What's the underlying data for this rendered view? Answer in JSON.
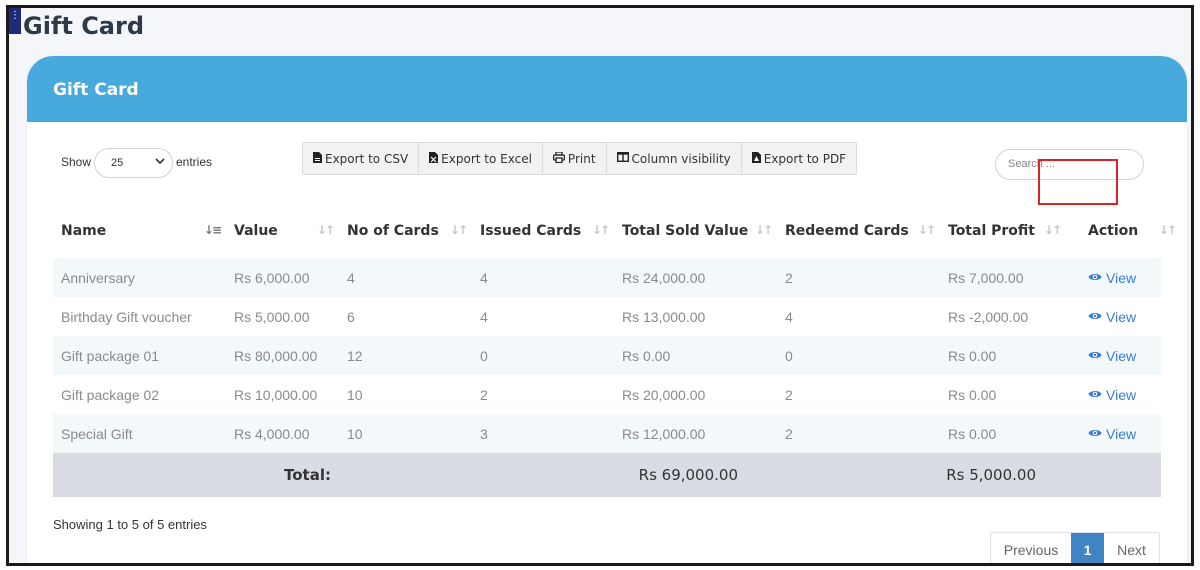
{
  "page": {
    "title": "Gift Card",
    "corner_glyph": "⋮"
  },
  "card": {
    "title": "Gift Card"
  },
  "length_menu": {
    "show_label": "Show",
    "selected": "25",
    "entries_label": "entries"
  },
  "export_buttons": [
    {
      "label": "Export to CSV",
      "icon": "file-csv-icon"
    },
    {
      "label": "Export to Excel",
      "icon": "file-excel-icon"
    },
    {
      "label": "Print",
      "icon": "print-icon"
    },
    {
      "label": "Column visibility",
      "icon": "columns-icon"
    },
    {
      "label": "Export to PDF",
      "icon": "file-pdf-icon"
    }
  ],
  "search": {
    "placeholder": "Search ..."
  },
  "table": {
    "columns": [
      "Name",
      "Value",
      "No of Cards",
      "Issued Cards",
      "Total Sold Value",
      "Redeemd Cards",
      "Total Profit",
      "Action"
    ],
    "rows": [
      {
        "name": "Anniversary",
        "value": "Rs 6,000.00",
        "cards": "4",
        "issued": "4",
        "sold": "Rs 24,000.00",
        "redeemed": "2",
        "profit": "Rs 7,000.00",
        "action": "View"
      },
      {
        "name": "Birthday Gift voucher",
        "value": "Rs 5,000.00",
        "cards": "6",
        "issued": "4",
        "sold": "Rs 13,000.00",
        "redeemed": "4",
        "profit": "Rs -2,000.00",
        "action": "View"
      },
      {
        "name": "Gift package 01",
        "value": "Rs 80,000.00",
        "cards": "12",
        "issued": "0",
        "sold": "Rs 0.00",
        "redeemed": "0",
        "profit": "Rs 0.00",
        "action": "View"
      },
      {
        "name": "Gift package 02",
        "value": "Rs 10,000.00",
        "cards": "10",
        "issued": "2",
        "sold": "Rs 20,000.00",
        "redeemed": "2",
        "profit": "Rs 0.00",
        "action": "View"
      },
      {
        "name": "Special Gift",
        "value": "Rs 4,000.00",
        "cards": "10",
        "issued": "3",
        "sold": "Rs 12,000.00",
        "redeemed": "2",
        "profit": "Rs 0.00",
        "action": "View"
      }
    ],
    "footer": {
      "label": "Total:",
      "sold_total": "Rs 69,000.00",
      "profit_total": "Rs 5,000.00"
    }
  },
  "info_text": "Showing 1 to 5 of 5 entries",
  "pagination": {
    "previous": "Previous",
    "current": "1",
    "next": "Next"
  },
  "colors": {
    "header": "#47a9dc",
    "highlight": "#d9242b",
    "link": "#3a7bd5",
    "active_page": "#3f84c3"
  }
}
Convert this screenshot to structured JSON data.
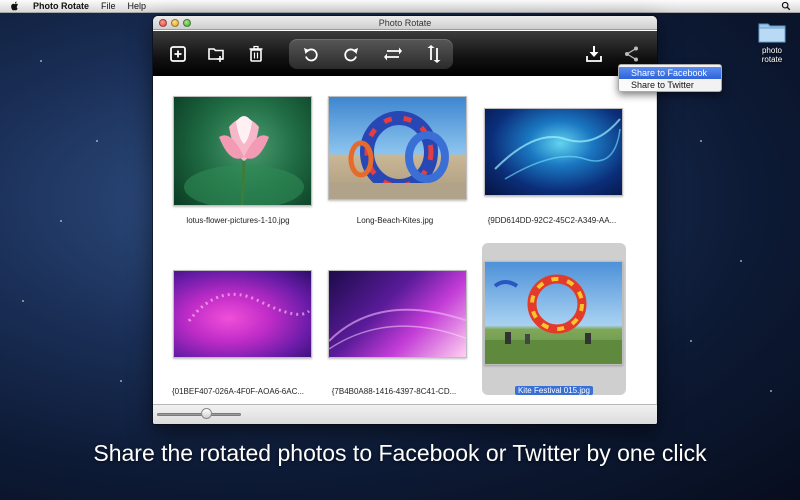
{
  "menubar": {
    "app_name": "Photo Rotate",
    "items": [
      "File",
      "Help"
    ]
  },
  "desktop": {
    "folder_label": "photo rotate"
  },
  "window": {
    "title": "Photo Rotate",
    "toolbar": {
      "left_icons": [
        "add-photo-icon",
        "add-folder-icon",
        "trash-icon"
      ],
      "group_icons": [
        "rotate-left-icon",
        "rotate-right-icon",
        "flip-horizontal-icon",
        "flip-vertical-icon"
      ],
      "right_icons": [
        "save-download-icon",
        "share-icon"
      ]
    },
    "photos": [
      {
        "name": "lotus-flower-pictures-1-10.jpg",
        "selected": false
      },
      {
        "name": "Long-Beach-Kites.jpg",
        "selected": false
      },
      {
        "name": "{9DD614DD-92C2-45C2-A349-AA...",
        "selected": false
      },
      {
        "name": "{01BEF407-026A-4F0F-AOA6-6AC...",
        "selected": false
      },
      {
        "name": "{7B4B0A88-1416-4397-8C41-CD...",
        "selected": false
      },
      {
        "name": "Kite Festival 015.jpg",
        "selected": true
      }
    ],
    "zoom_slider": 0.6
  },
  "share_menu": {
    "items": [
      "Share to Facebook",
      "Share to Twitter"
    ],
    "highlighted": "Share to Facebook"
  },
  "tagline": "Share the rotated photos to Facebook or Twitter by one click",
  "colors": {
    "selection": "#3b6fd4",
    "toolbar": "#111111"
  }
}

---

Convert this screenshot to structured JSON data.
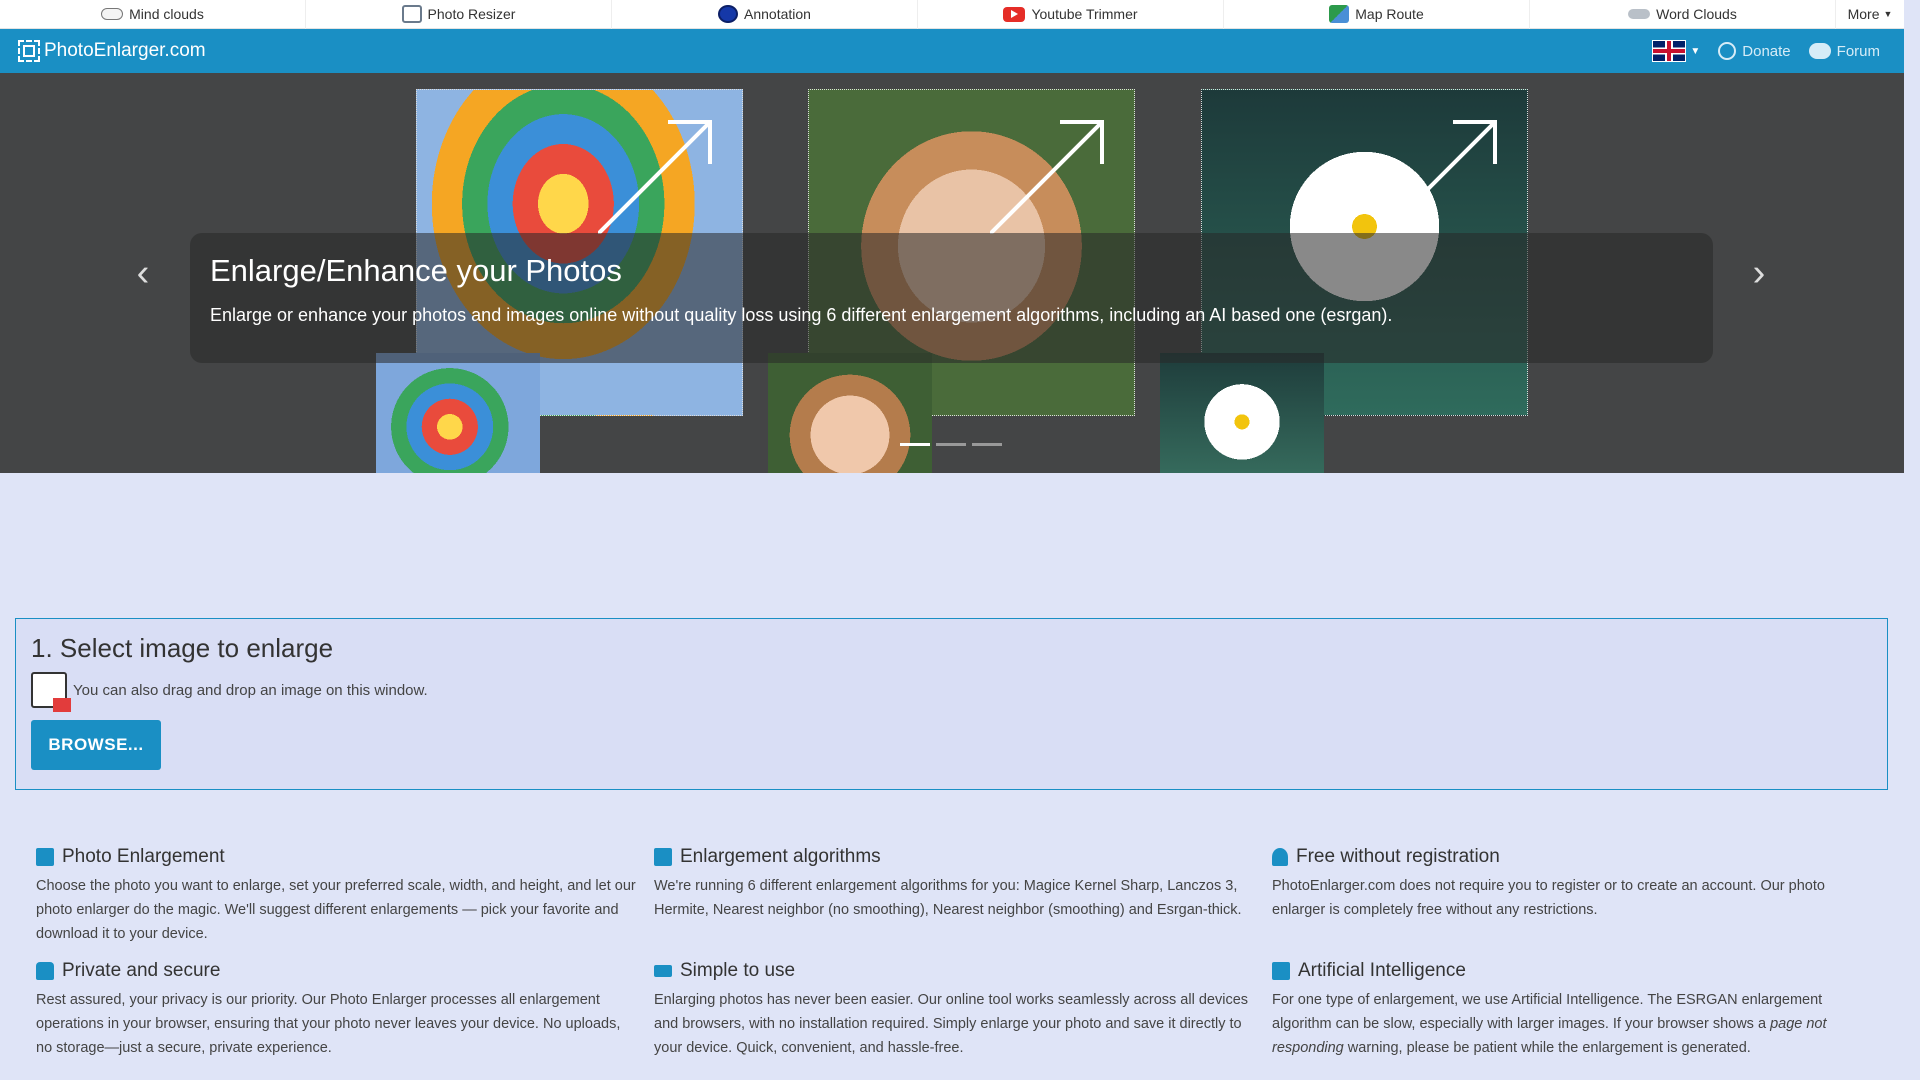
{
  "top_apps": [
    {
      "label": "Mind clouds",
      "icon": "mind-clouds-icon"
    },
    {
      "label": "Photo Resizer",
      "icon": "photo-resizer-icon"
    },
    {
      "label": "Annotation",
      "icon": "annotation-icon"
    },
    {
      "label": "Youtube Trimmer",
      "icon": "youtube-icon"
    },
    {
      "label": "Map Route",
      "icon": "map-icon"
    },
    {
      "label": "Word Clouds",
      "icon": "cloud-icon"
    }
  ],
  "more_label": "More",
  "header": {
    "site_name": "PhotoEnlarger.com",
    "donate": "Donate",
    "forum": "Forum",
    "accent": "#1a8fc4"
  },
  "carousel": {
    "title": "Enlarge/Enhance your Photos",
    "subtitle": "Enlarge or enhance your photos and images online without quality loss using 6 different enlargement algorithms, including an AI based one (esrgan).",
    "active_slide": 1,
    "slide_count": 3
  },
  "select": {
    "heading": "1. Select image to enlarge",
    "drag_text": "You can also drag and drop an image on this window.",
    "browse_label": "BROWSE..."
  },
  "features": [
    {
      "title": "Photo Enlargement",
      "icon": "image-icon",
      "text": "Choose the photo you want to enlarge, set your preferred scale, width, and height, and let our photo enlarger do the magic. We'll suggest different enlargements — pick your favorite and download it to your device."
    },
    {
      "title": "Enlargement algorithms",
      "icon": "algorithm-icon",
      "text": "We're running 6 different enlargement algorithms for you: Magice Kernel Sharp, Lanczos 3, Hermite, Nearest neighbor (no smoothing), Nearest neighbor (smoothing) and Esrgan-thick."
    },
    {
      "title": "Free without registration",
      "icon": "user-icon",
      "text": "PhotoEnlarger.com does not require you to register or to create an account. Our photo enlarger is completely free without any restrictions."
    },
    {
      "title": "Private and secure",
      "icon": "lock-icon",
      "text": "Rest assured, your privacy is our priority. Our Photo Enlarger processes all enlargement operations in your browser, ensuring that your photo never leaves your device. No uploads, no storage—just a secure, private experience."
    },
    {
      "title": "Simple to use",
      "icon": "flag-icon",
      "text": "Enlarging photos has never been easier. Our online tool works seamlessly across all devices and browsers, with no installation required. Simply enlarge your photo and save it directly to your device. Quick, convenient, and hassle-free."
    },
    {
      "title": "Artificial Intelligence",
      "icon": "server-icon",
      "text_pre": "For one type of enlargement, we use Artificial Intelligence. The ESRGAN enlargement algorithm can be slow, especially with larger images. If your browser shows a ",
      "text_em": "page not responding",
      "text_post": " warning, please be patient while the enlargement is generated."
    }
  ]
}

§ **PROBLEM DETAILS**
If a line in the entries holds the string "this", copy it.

§ **TASK RESPONSE**
What's the underlying data for this rendered view? Answer in JSON.
Convert this screenshot to structured JSON data.
Convert this screenshot to structured JSON data.
    "drag_text": "You can also drag and drop an image on this window.",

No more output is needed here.